Material for the task —
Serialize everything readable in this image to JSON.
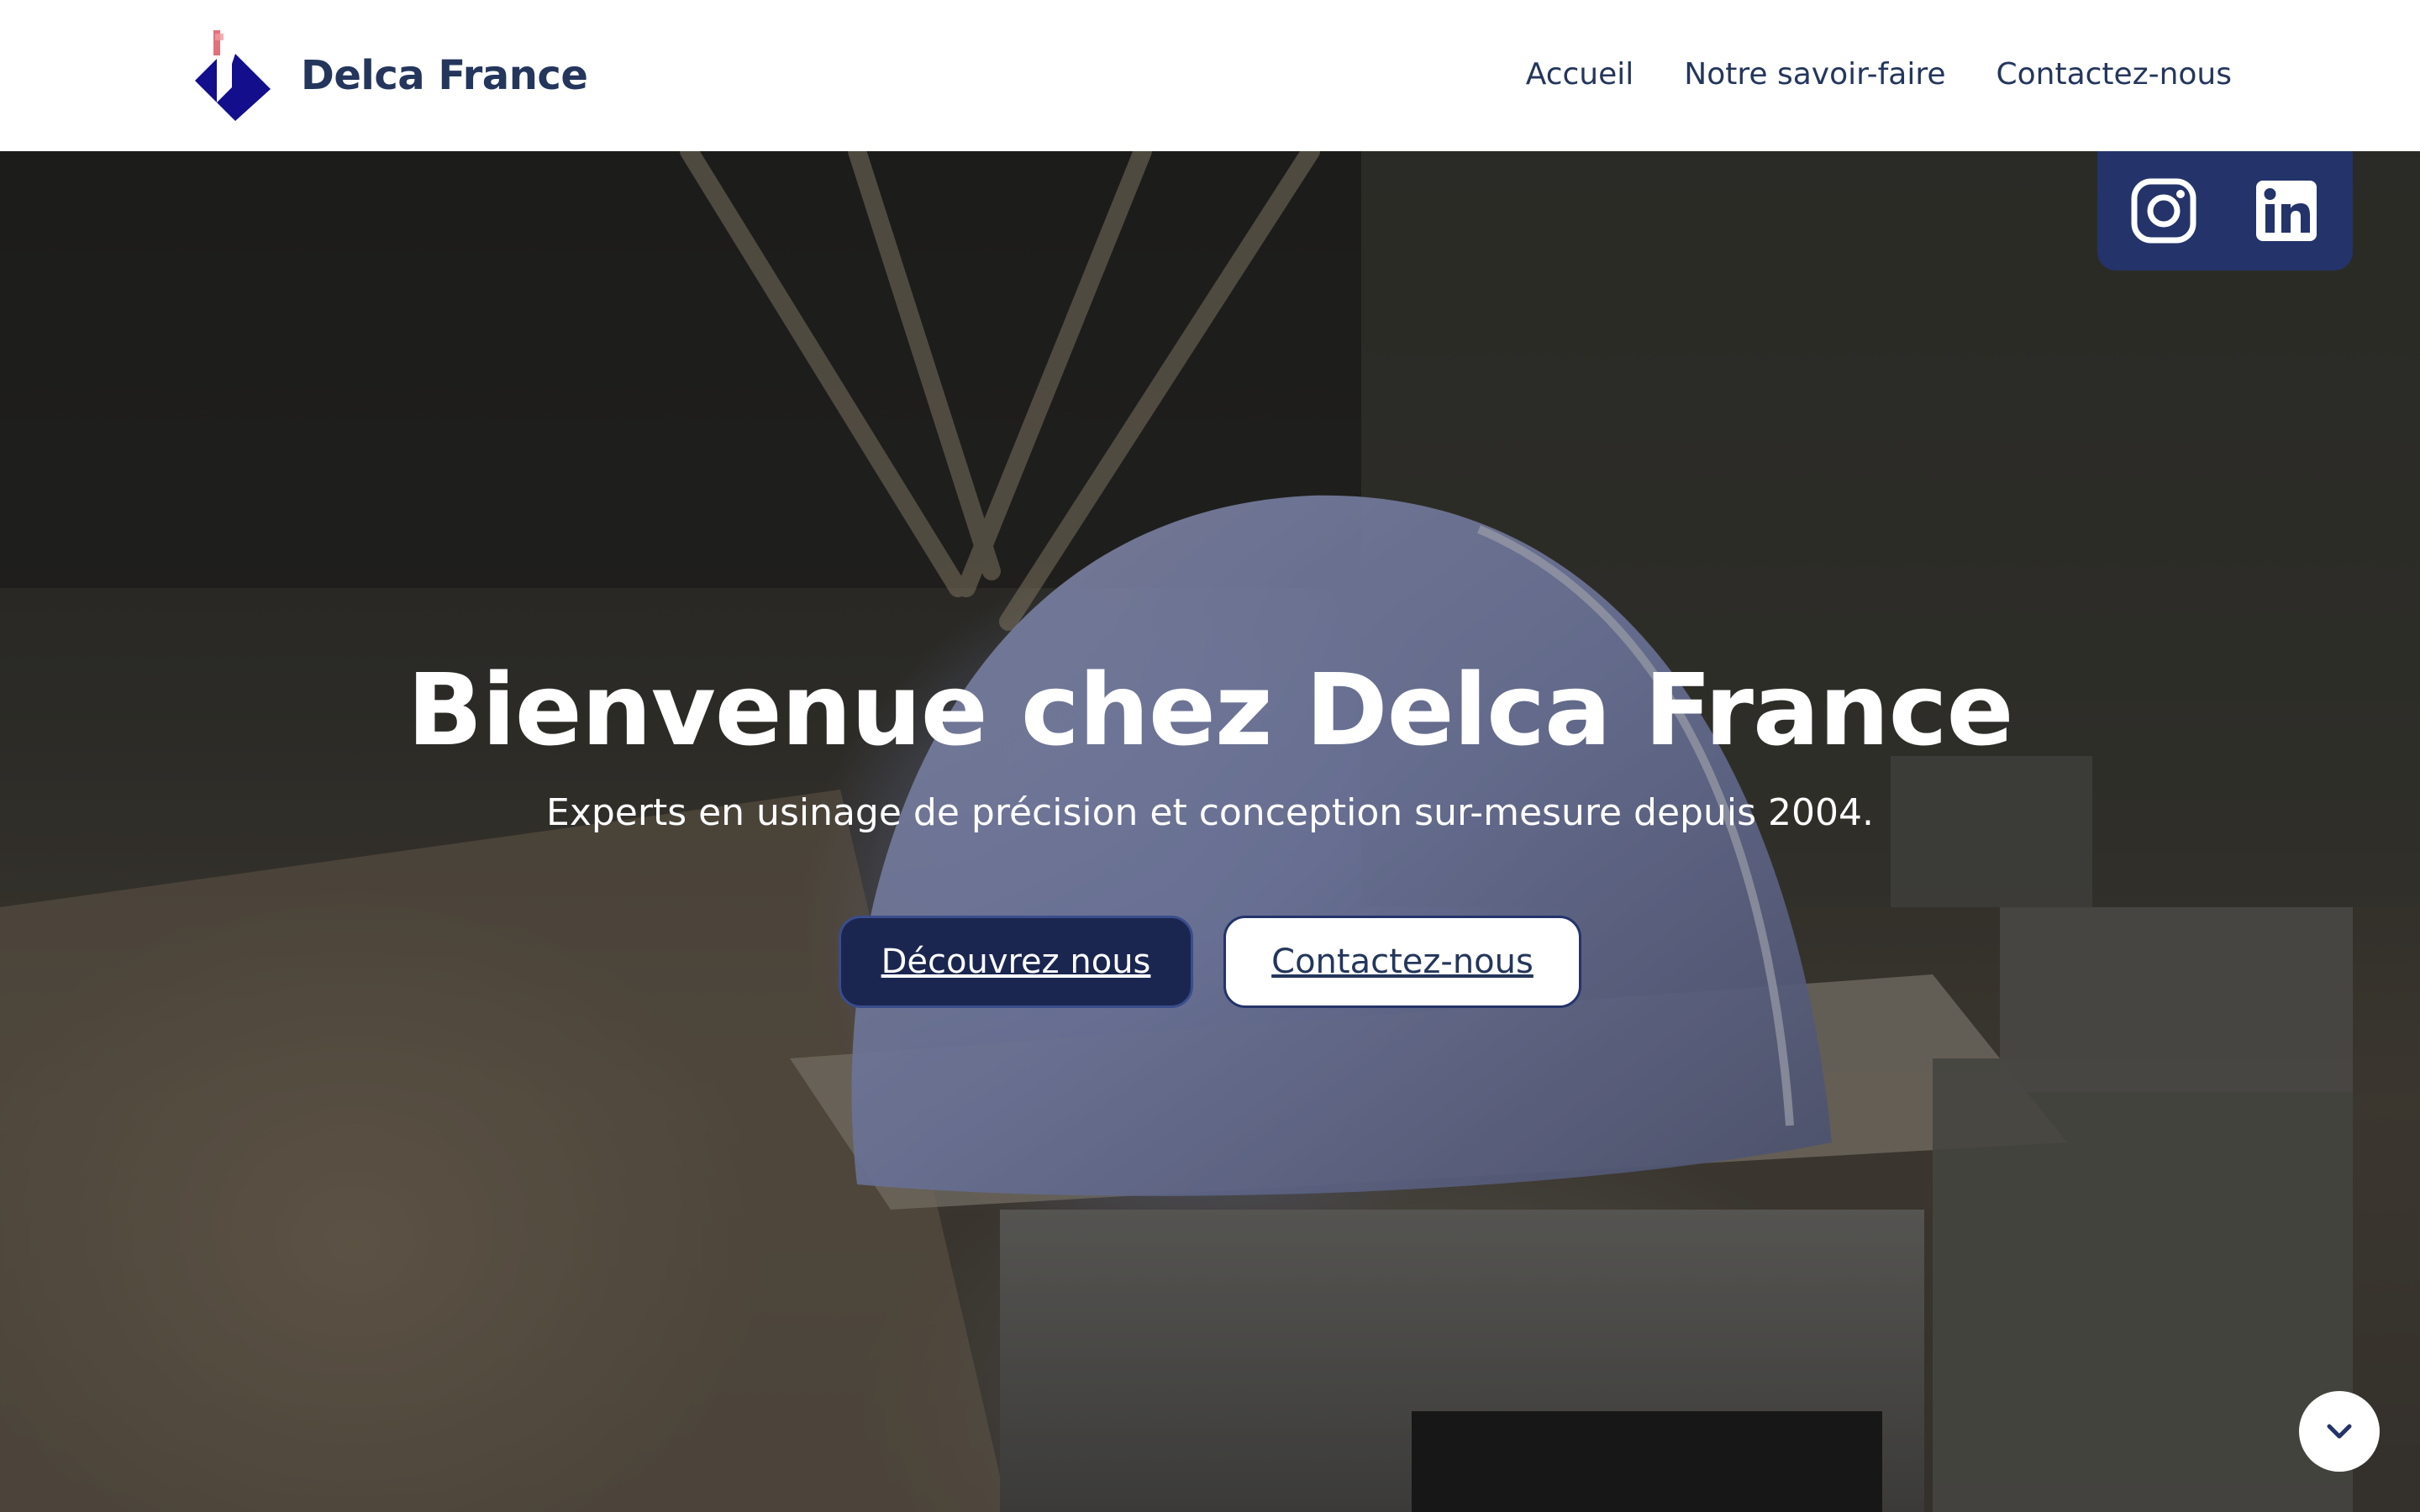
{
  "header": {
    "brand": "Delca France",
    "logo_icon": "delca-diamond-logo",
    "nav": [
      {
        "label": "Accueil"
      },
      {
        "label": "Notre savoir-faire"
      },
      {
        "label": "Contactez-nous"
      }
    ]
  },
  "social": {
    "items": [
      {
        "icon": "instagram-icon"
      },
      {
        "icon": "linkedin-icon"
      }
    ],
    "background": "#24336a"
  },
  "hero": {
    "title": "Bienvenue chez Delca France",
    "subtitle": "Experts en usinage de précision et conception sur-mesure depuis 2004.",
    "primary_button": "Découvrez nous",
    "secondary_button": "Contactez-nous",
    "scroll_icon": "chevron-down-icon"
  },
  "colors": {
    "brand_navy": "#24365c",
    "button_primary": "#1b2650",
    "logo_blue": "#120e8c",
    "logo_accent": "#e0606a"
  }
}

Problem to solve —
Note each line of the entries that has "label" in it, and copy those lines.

Output of the task —
        "label": "Accueil"
        "label": "Notre savoir-faire"
        "label": "Contactez-nous"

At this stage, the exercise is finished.